What to produce:
From the entries below, copy every line that holds the word "split".
START Entries provided
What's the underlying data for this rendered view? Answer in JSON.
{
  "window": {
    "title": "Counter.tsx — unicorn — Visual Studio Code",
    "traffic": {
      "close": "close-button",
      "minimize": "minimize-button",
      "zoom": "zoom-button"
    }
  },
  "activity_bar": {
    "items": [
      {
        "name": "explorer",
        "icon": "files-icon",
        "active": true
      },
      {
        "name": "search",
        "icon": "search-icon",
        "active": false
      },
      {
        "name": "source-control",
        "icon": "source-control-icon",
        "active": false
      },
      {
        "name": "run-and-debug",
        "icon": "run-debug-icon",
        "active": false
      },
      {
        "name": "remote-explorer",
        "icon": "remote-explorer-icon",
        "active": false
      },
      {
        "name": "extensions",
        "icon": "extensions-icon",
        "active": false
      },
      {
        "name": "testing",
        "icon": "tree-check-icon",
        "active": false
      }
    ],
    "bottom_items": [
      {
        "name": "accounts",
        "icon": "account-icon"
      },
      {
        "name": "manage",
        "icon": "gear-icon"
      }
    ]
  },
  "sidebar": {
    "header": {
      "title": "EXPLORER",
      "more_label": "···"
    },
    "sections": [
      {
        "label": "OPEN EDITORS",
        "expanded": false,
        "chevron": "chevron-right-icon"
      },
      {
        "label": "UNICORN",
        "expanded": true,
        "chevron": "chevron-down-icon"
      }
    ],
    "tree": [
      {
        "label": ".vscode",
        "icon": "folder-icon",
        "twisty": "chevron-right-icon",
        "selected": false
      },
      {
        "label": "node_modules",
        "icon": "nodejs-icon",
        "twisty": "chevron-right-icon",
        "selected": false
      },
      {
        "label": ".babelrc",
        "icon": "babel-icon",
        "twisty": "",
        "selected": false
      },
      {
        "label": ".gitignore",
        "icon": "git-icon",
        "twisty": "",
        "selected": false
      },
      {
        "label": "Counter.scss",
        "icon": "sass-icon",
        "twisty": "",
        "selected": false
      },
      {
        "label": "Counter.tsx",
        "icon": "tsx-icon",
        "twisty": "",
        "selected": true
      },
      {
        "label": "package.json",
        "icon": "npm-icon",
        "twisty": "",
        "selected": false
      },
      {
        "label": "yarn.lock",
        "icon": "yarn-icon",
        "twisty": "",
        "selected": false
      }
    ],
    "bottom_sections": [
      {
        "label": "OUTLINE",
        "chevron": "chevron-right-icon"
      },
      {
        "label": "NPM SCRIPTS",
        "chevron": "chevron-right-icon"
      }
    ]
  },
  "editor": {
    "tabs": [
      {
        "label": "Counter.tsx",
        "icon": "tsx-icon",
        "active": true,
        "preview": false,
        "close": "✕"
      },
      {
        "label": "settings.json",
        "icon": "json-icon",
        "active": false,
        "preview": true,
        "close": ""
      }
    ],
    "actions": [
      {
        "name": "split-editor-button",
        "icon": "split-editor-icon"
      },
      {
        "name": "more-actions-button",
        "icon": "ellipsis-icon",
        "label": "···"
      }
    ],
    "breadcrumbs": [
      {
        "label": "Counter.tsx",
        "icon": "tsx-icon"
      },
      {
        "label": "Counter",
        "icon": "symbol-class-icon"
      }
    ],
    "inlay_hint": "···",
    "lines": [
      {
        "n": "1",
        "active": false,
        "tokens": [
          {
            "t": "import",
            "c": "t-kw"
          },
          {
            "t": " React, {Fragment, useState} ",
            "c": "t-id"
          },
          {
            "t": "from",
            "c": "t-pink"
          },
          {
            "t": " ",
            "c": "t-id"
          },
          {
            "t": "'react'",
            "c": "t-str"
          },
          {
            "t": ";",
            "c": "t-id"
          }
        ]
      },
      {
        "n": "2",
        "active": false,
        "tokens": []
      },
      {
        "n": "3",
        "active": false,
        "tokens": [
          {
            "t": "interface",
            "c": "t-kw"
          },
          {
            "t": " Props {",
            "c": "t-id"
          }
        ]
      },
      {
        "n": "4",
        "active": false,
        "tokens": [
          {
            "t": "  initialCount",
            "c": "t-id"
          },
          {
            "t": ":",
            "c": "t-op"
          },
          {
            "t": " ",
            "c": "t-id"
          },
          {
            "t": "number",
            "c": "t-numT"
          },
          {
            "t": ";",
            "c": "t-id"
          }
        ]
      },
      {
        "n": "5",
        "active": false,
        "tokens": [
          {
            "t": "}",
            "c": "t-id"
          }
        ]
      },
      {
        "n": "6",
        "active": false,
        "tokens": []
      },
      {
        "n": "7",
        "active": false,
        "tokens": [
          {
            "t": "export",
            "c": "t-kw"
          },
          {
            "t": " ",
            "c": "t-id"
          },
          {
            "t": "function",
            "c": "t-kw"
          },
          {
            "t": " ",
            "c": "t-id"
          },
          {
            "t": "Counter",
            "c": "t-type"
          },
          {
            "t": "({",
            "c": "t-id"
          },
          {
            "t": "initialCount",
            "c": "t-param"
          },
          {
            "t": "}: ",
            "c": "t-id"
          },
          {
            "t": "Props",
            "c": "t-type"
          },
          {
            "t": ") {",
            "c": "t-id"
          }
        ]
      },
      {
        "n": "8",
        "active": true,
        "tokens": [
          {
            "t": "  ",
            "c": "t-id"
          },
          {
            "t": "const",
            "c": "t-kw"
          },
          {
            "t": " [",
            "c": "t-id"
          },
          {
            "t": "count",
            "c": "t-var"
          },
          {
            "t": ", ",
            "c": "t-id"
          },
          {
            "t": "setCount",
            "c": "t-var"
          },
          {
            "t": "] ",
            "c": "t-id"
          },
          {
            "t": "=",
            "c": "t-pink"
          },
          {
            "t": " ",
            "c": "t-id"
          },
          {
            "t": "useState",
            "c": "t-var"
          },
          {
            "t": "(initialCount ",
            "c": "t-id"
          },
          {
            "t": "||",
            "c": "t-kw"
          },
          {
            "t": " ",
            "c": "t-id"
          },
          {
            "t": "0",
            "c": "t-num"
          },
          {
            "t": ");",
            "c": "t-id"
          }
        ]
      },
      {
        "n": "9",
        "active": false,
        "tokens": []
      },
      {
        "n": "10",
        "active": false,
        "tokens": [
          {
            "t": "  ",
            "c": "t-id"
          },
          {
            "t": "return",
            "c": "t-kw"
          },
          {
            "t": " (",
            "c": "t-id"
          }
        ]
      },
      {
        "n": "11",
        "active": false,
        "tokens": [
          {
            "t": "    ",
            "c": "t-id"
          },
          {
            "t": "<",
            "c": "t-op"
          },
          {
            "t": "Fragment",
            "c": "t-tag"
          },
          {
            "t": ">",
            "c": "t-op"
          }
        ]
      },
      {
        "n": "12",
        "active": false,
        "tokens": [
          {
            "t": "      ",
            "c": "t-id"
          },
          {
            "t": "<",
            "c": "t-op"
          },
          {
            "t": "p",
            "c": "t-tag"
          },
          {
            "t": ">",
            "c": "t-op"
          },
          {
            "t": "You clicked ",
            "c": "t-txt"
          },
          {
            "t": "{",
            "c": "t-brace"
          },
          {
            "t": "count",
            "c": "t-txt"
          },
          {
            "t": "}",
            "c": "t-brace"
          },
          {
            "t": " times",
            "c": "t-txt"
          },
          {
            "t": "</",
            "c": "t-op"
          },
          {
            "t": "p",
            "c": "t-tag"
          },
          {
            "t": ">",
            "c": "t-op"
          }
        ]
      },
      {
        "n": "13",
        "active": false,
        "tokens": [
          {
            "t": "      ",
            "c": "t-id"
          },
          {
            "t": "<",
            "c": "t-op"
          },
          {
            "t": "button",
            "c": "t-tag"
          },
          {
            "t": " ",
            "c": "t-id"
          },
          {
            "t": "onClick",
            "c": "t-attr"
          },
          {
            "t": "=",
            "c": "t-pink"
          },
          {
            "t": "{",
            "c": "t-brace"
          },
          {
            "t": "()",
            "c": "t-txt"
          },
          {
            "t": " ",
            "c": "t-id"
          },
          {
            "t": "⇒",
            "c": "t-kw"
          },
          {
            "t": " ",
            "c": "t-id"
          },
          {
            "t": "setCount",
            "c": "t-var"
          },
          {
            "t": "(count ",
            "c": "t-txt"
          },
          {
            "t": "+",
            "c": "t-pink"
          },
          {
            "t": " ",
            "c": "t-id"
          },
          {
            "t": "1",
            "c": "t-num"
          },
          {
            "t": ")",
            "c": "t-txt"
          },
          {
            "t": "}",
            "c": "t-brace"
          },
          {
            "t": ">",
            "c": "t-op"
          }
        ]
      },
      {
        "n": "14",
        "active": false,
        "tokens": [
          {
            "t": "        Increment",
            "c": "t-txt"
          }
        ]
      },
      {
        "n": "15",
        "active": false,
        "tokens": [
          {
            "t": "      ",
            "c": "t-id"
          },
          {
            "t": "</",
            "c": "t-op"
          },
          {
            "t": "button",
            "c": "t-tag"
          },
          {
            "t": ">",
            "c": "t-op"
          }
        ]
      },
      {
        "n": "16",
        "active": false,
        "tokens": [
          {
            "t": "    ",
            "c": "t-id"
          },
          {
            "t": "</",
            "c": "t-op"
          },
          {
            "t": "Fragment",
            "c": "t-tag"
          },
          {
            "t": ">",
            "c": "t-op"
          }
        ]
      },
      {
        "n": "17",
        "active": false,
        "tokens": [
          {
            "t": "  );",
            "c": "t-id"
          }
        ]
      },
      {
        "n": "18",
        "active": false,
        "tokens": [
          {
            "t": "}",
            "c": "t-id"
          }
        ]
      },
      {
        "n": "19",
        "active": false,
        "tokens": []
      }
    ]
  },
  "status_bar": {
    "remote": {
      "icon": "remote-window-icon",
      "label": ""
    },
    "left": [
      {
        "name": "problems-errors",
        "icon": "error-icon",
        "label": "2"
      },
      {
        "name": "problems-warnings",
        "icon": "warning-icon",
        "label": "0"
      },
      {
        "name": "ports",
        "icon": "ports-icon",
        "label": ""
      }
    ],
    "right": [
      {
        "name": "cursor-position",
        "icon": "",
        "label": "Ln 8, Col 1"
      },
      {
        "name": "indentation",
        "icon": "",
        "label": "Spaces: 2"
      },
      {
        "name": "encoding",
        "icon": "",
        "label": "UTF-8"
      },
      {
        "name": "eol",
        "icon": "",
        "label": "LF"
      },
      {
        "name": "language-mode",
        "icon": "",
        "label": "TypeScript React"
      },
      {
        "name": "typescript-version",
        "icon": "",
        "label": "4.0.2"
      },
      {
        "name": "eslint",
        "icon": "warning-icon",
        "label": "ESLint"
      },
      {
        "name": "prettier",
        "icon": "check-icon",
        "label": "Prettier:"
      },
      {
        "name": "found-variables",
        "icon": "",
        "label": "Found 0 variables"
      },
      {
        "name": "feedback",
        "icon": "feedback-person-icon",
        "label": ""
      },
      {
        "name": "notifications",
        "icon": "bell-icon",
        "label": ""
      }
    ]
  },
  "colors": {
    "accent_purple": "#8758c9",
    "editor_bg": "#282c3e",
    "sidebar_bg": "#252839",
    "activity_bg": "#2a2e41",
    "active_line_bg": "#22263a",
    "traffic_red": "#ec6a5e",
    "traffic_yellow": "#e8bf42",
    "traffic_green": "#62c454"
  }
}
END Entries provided
Solution to this problem:
        "name": "split-editor-button",
        "icon": "split-editor-icon"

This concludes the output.